◆ Work task
Using the records provided below, locate and copy each line that contains the word "Jshint".

(Exercise data begins)

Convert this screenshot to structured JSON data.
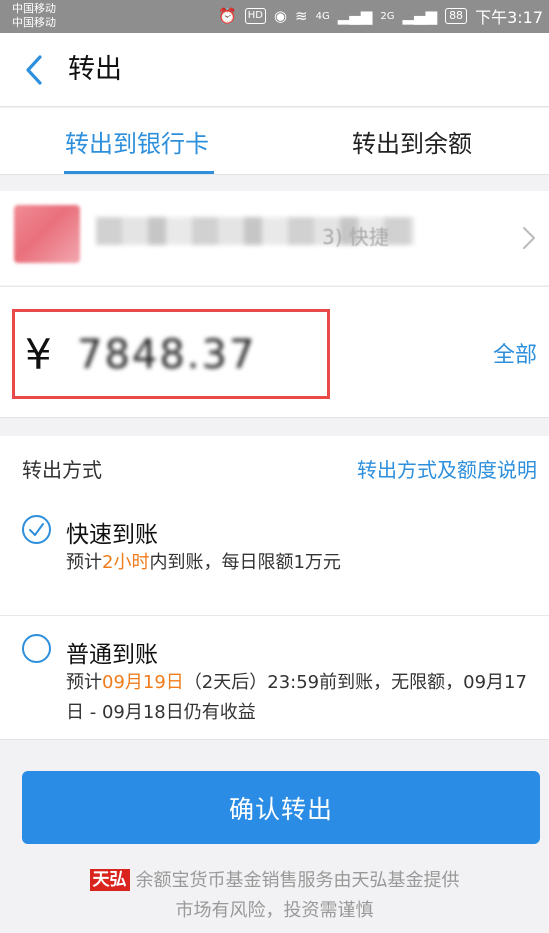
{
  "status_bar": {
    "carrier1": "中国移动",
    "carrier2": "中国移动",
    "hd": "HD",
    "signal1": "4G",
    "signal2": "2G",
    "battery": "88",
    "time": "下午3:17"
  },
  "header": {
    "title": "转出"
  },
  "tabs": [
    {
      "label": "转出到银行卡",
      "active": true
    },
    {
      "label": "转出到余额",
      "active": false
    }
  ],
  "bank_card": {
    "suffix_text": "3) 快捷"
  },
  "amount": {
    "currency": "¥",
    "value": "7848.37",
    "all_label": "全部"
  },
  "method": {
    "label": "转出方式",
    "link": "转出方式及额度说明"
  },
  "options": [
    {
      "title": "快速到账",
      "selected": true,
      "desc_prefix": "预计",
      "desc_highlight": "2小时",
      "desc_suffix": "内到账，每日限额1万元"
    },
    {
      "title": "普通到账",
      "selected": false,
      "desc_prefix": "预计",
      "desc_highlight": "09月19日",
      "desc_suffix": "（2天后）23:59前到账，无限额，09月17日 - 09月18日仍有收益"
    }
  ],
  "confirm_button": "确认转出",
  "footer": {
    "logo_text": "天弘",
    "line1": "余额宝货币基金销售服务由天弘基金提供",
    "line2": "市场有风险，投资需谨慎"
  },
  "colors": {
    "accent": "#2e8fdc",
    "highlight": "#f07c1c",
    "box_border": "#e84a4a",
    "button": "#2a8ce4"
  }
}
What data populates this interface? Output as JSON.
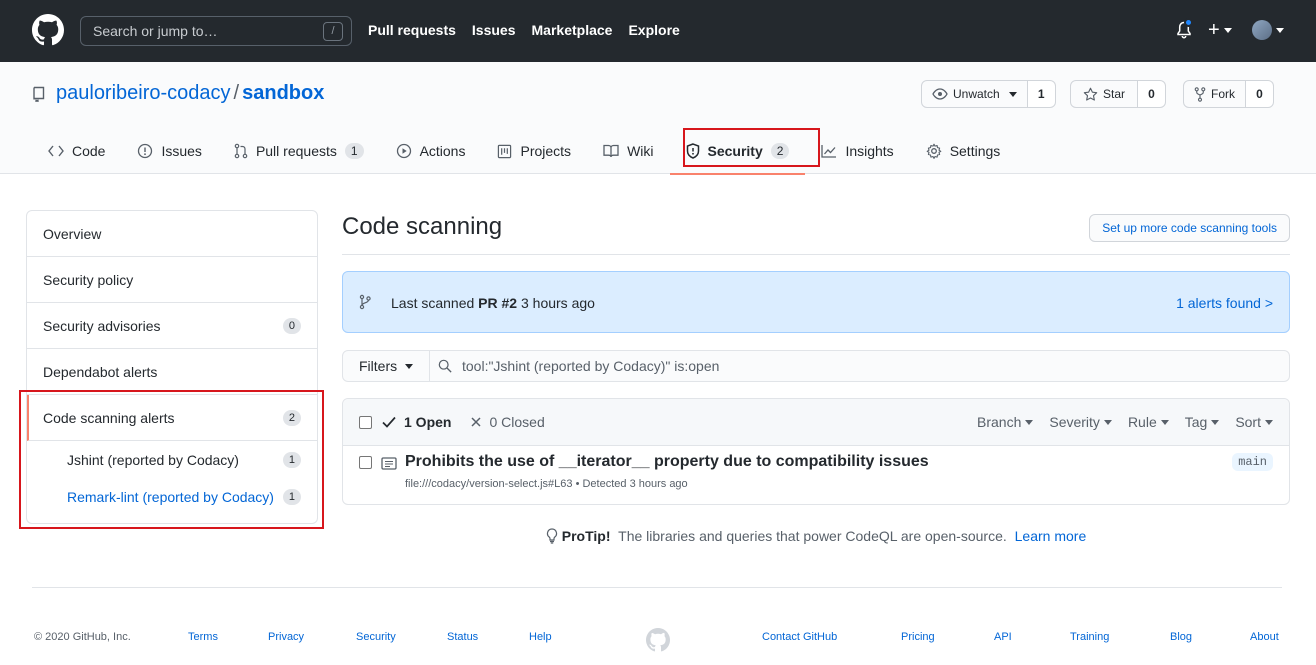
{
  "header": {
    "search_placeholder": "Search or jump to…",
    "slash_key": "/",
    "nav": [
      "Pull requests",
      "Issues",
      "Marketplace",
      "Explore"
    ],
    "plus_label": "+"
  },
  "repo": {
    "owner": "pauloribeiro-codacy",
    "separator": "/",
    "name": "sandbox",
    "watch_label": "Unwatch",
    "watch_count": "1",
    "star_label": "Star",
    "star_count": "0",
    "fork_label": "Fork",
    "fork_count": "0"
  },
  "tabs": [
    {
      "label": "Code",
      "icon": "code-icon"
    },
    {
      "label": "Issues",
      "icon": "issue-icon"
    },
    {
      "label": "Pull requests",
      "icon": "pull-request-icon",
      "count": "1"
    },
    {
      "label": "Actions",
      "icon": "play-icon"
    },
    {
      "label": "Projects",
      "icon": "project-icon"
    },
    {
      "label": "Wiki",
      "icon": "book-icon"
    },
    {
      "label": "Security",
      "icon": "shield-icon",
      "count": "2",
      "selected": true
    },
    {
      "label": "Insights",
      "icon": "graph-icon"
    },
    {
      "label": "Settings",
      "icon": "gear-icon"
    }
  ],
  "sidebar": {
    "items": [
      {
        "label": "Overview"
      },
      {
        "label": "Security policy"
      },
      {
        "label": "Security advisories",
        "count": "0"
      },
      {
        "label": "Dependabot alerts"
      },
      {
        "label": "Code scanning alerts",
        "count": "2",
        "active": true
      }
    ],
    "subitems": [
      {
        "label": "Jshint (reported by Codacy)",
        "count": "1"
      },
      {
        "label": "Remark-lint (reported by Codacy)",
        "count": "1",
        "link": true
      }
    ]
  },
  "main": {
    "title": "Code scanning",
    "setup_button": "Set up more code scanning tools",
    "flash": {
      "prefix": "Last scanned ",
      "pr": "PR #2",
      "suffix": " 3 hours ago",
      "right_link": "1 alerts found >"
    },
    "filters_button": "Filters",
    "filter_query": "tool:\"Jshint (reported by Codacy)\" is:open",
    "open_label": "1 Open",
    "closed_label": "0 Closed",
    "head_filters": [
      "Branch",
      "Severity",
      "Rule",
      "Tag",
      "Sort"
    ],
    "alert": {
      "title": "Prohibits the use of __iterator__ property due to compatibility issues",
      "meta": "file:///codacy/version-select.js#L63 • Detected 3 hours ago",
      "branch": "main"
    },
    "protip": {
      "bold": "ProTip!",
      "text": " The libraries and queries that power CodeQL are open-source. ",
      "link": "Learn more"
    }
  },
  "footer": {
    "copyright": "© 2020 GitHub, Inc.",
    "left_links": [
      "Terms",
      "Privacy",
      "Security",
      "Status",
      "Help"
    ],
    "right_links": [
      "Contact GitHub",
      "Pricing",
      "API",
      "Training",
      "Blog",
      "About"
    ]
  },
  "colors": {
    "header_bg": "#24292e",
    "link": "#0366d6",
    "tab_underline": "#f9826c",
    "highlight_box": "#d7161c",
    "flash_bg": "#dbedff"
  }
}
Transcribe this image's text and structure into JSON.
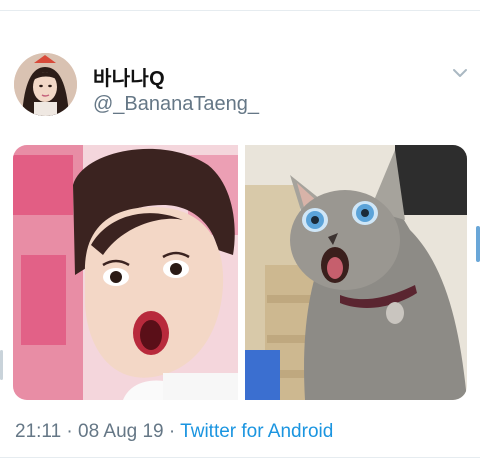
{
  "tweet": {
    "display_name": "바나나Q",
    "handle": "@_BananaTaeng_",
    "time": "21:11",
    "separator_1": "·",
    "date": "08 Aug 19",
    "separator_2": "·",
    "source": "Twitter for Android"
  },
  "icons": {
    "more": "chevron-down-icon"
  },
  "colors": {
    "link": "#1b95e0",
    "secondary_text": "#657786",
    "rule": "#e6ecf0"
  }
}
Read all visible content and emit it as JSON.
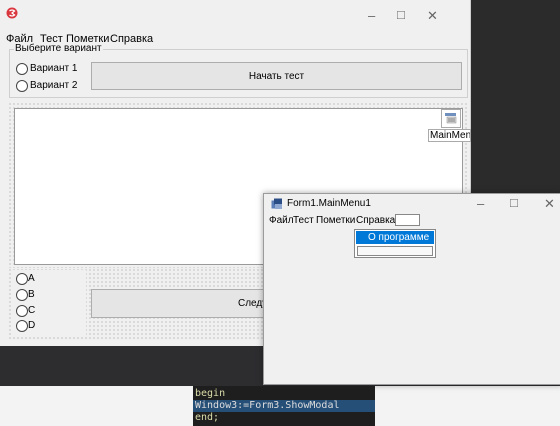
{
  "main_window": {
    "menu": [
      "Файл",
      "Тест",
      "Пометки",
      "Справка"
    ],
    "group_caption": "Выберите вариант",
    "variants": [
      "Вариант 1",
      "Вариант 2"
    ],
    "start_button": "Начать тест",
    "main_menu_component_label": "MainMenu",
    "answers": [
      "A",
      "B",
      "C",
      "D"
    ],
    "next_button": "Следу"
  },
  "sub_window": {
    "title": "Form1.MainMenu1",
    "menu": [
      "Файл",
      "Тест",
      "Пометки",
      "Справка"
    ],
    "dropdown_item": "О программе"
  },
  "code": {
    "lines": [
      "begin",
      "Window3:=Form3.ShowModal",
      "end;"
    ]
  },
  "window_controls": {
    "minimize": "–",
    "maximize": "□",
    "close": "✕"
  },
  "colors": {
    "selection": "#0078d7",
    "ide_dark": "#2b2b2b",
    "accent_icon": "#d9363e"
  }
}
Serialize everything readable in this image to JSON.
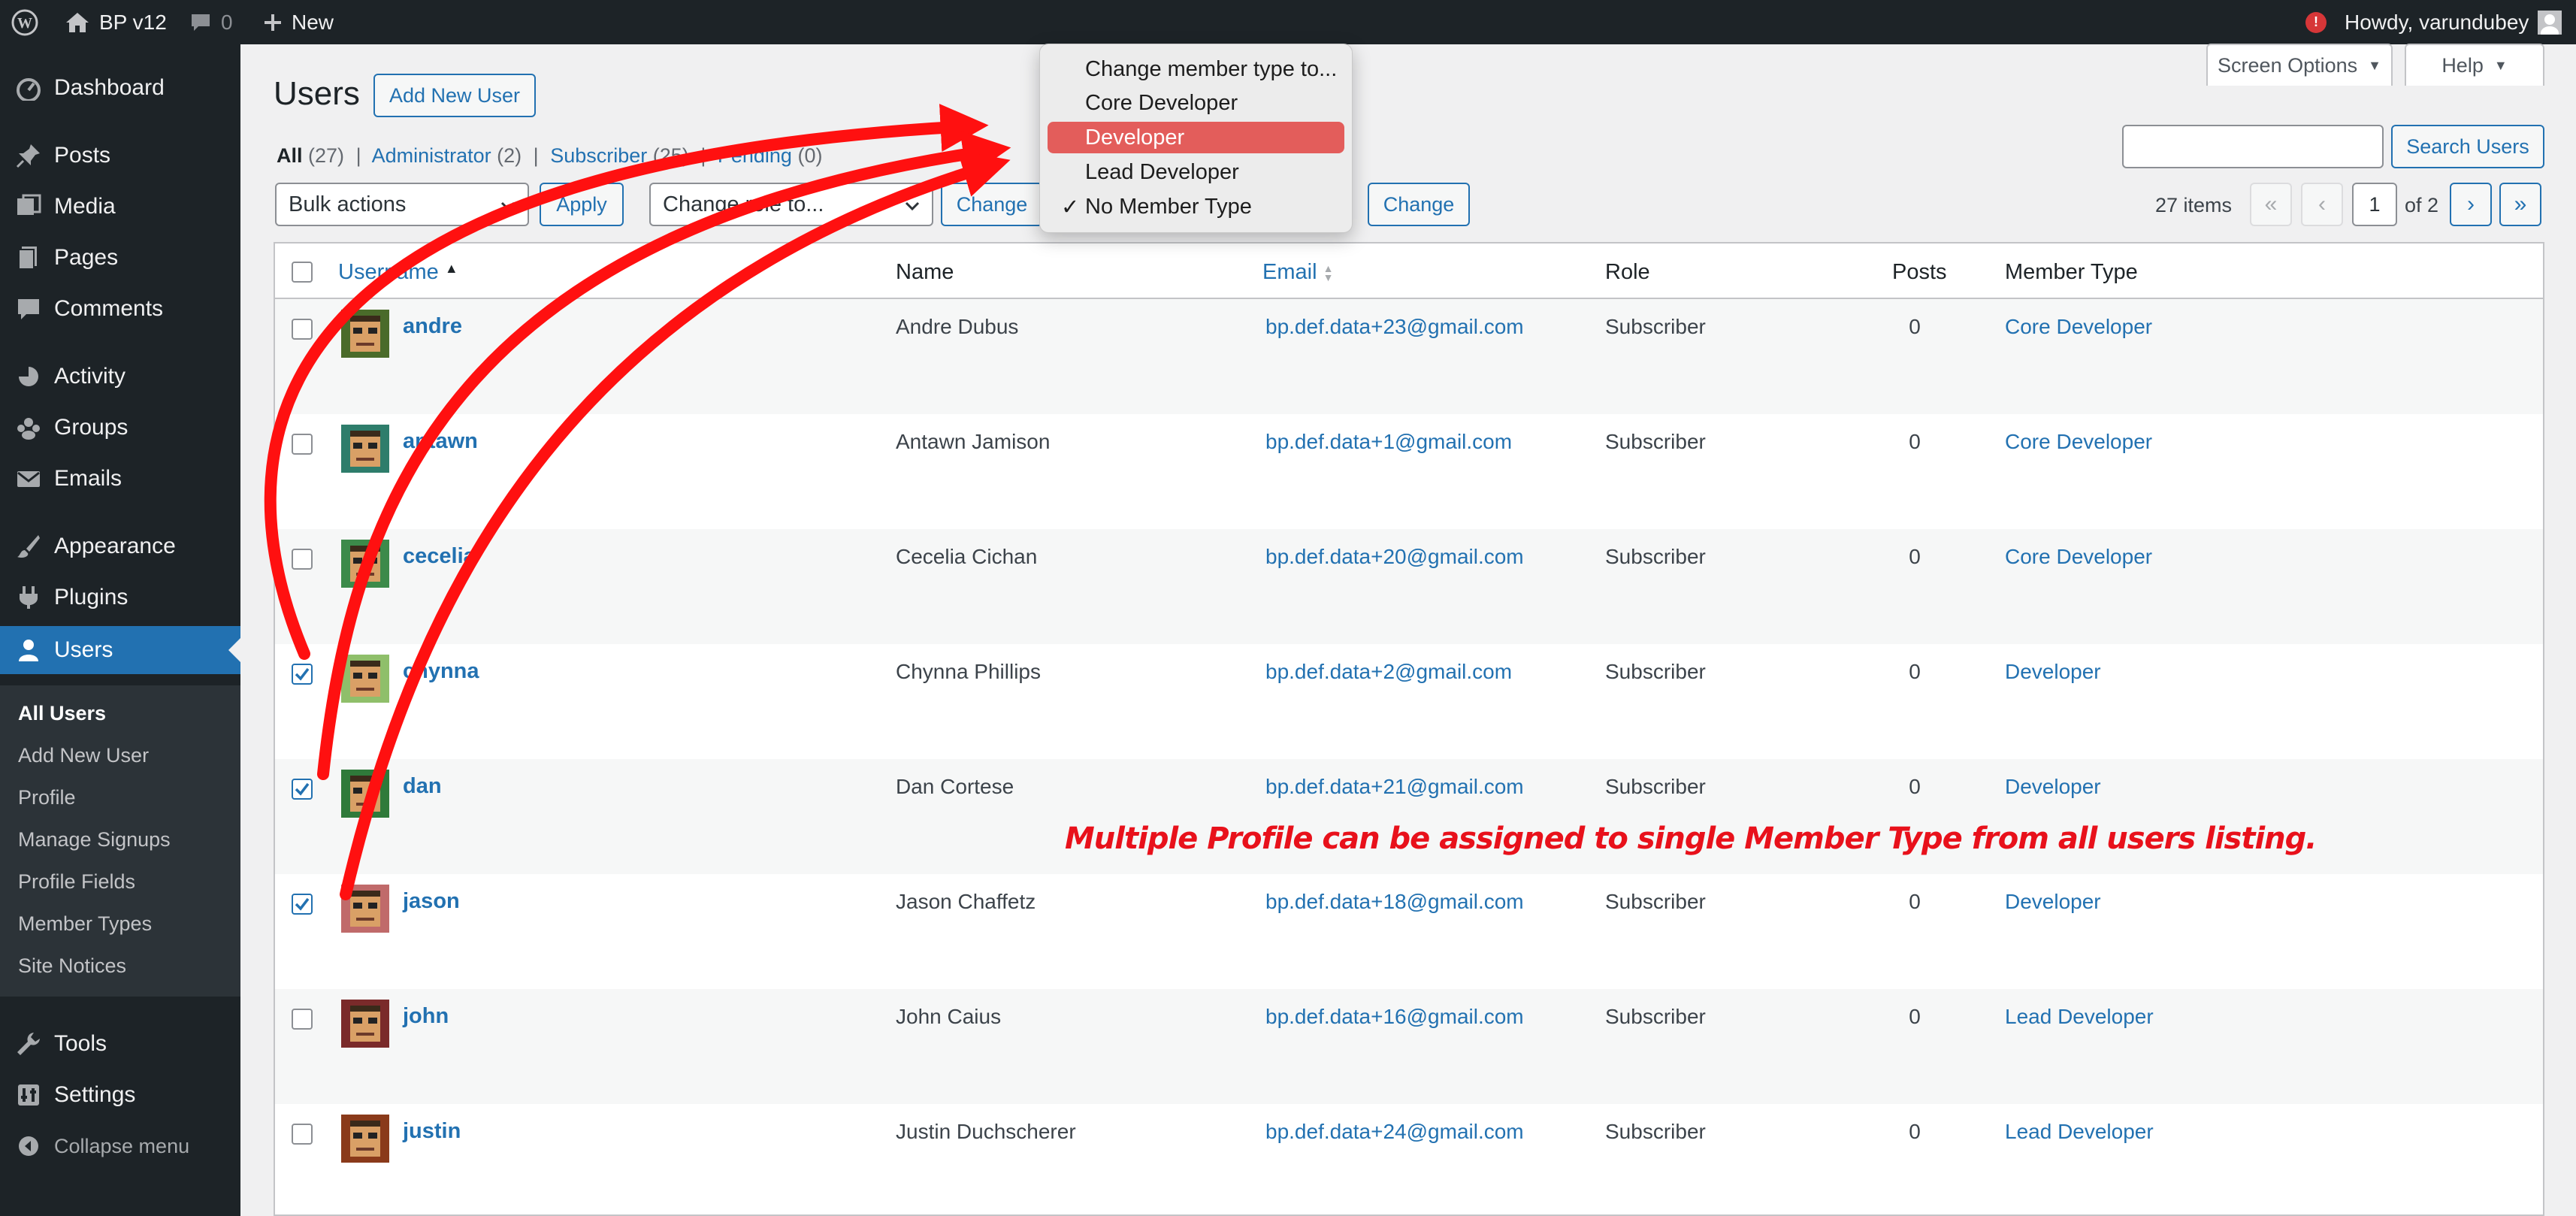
{
  "admin_bar": {
    "site_name": "BP v12",
    "comments_count": "0",
    "new_label": "New",
    "greeting": "Howdy, varundubey",
    "notification_badge": "!"
  },
  "sidebar": {
    "items": [
      {
        "label": "Dashboard",
        "icon": "dashboard-icon"
      },
      {
        "label": "Posts",
        "icon": "pin-icon"
      },
      {
        "label": "Media",
        "icon": "media-icon"
      },
      {
        "label": "Pages",
        "icon": "pages-icon"
      },
      {
        "label": "Comments",
        "icon": "comment-icon"
      },
      {
        "label": "Activity",
        "icon": "activity-icon"
      },
      {
        "label": "Groups",
        "icon": "groups-icon"
      },
      {
        "label": "Emails",
        "icon": "email-icon"
      },
      {
        "label": "Appearance",
        "icon": "brush-icon"
      },
      {
        "label": "Plugins",
        "icon": "plugin-icon"
      },
      {
        "label": "Users",
        "icon": "user-icon"
      },
      {
        "label": "Tools",
        "icon": "wrench-icon"
      },
      {
        "label": "Settings",
        "icon": "settings-icon"
      },
      {
        "label": "Collapse menu",
        "icon": "collapse-icon"
      }
    ],
    "submenu": [
      "All Users",
      "Add New User",
      "Profile",
      "Manage Signups",
      "Profile Fields",
      "Member Types",
      "Site Notices"
    ]
  },
  "header": {
    "title": "Users",
    "add_new": "Add New User",
    "screen_options": "Screen Options",
    "help": "Help"
  },
  "filters": {
    "all": "All",
    "all_count": "(27)",
    "admin": "Administrator",
    "admin_count": "(2)",
    "subscriber": "Subscriber",
    "subscriber_count": "(25)",
    "pending": "Pending",
    "pending_count": "(0)"
  },
  "actions": {
    "bulk": "Bulk actions",
    "apply": "Apply",
    "change_role": "Change role to...",
    "change1": "Change",
    "change2": "Change",
    "search_button": "Search Users",
    "search_value": ""
  },
  "pagination": {
    "items": "27 items",
    "first": "«",
    "prev": "‹",
    "current": "1",
    "of": "of 2",
    "next": "›",
    "last": "»"
  },
  "table": {
    "columns": [
      "Username",
      "Name",
      "Email",
      "Role",
      "Posts",
      "Member Type"
    ],
    "rows": [
      {
        "username": "andre",
        "name": "Andre Dubus",
        "email": "bp.def.data+23@gmail.com",
        "role": "Subscriber",
        "posts": "0",
        "member_type": "Core Developer",
        "checked": false,
        "avatar_color": "#4a6b2a"
      },
      {
        "username": "antawn",
        "name": "Antawn Jamison",
        "email": "bp.def.data+1@gmail.com",
        "role": "Subscriber",
        "posts": "0",
        "member_type": "Core Developer",
        "checked": false,
        "avatar_color": "#2e7d6b"
      },
      {
        "username": "cecelia",
        "name": "Cecelia Cichan",
        "email": "bp.def.data+20@gmail.com",
        "role": "Subscriber",
        "posts": "0",
        "member_type": "Core Developer",
        "checked": false,
        "avatar_color": "#3c8a4a"
      },
      {
        "username": "chynna",
        "name": "Chynna Phillips",
        "email": "bp.def.data+2@gmail.com",
        "role": "Subscriber",
        "posts": "0",
        "member_type": "Developer",
        "checked": true,
        "avatar_color": "#8fbf6a"
      },
      {
        "username": "dan",
        "name": "Dan Cortese",
        "email": "bp.def.data+21@gmail.com",
        "role": "Subscriber",
        "posts": "0",
        "member_type": "Developer",
        "checked": true,
        "avatar_color": "#2f7a3a"
      },
      {
        "username": "jason",
        "name": "Jason Chaffetz",
        "email": "bp.def.data+18@gmail.com",
        "role": "Subscriber",
        "posts": "0",
        "member_type": "Developer",
        "checked": true,
        "avatar_color": "#c06a6a"
      },
      {
        "username": "john",
        "name": "John Caius",
        "email": "bp.def.data+16@gmail.com",
        "role": "Subscriber",
        "posts": "0",
        "member_type": "Lead Developer",
        "checked": false,
        "avatar_color": "#7a2a2a"
      },
      {
        "username": "justin",
        "name": "Justin Duchscherer",
        "email": "bp.def.data+24@gmail.com",
        "role": "Subscriber",
        "posts": "0",
        "member_type": "Lead Developer",
        "checked": false,
        "avatar_color": "#8a3a1a"
      }
    ]
  },
  "dropdown": {
    "options": [
      "Change member type to...",
      "Core Developer",
      "Developer",
      "Lead Developer",
      "No Member Type"
    ],
    "highlighted": "Developer",
    "checked": "No Member Type",
    "highlight_color": "#e35d5b"
  },
  "annotation": {
    "text": "Multiple Profile can be assigned to single Member Type from all users listing.",
    "color": "#e8111b"
  }
}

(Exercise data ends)

◆ Task output
        "label": "Jshint (reported by Codacy)",
    "filter_query": "tool:\"Jshint (reported by Codacy)\" is:open",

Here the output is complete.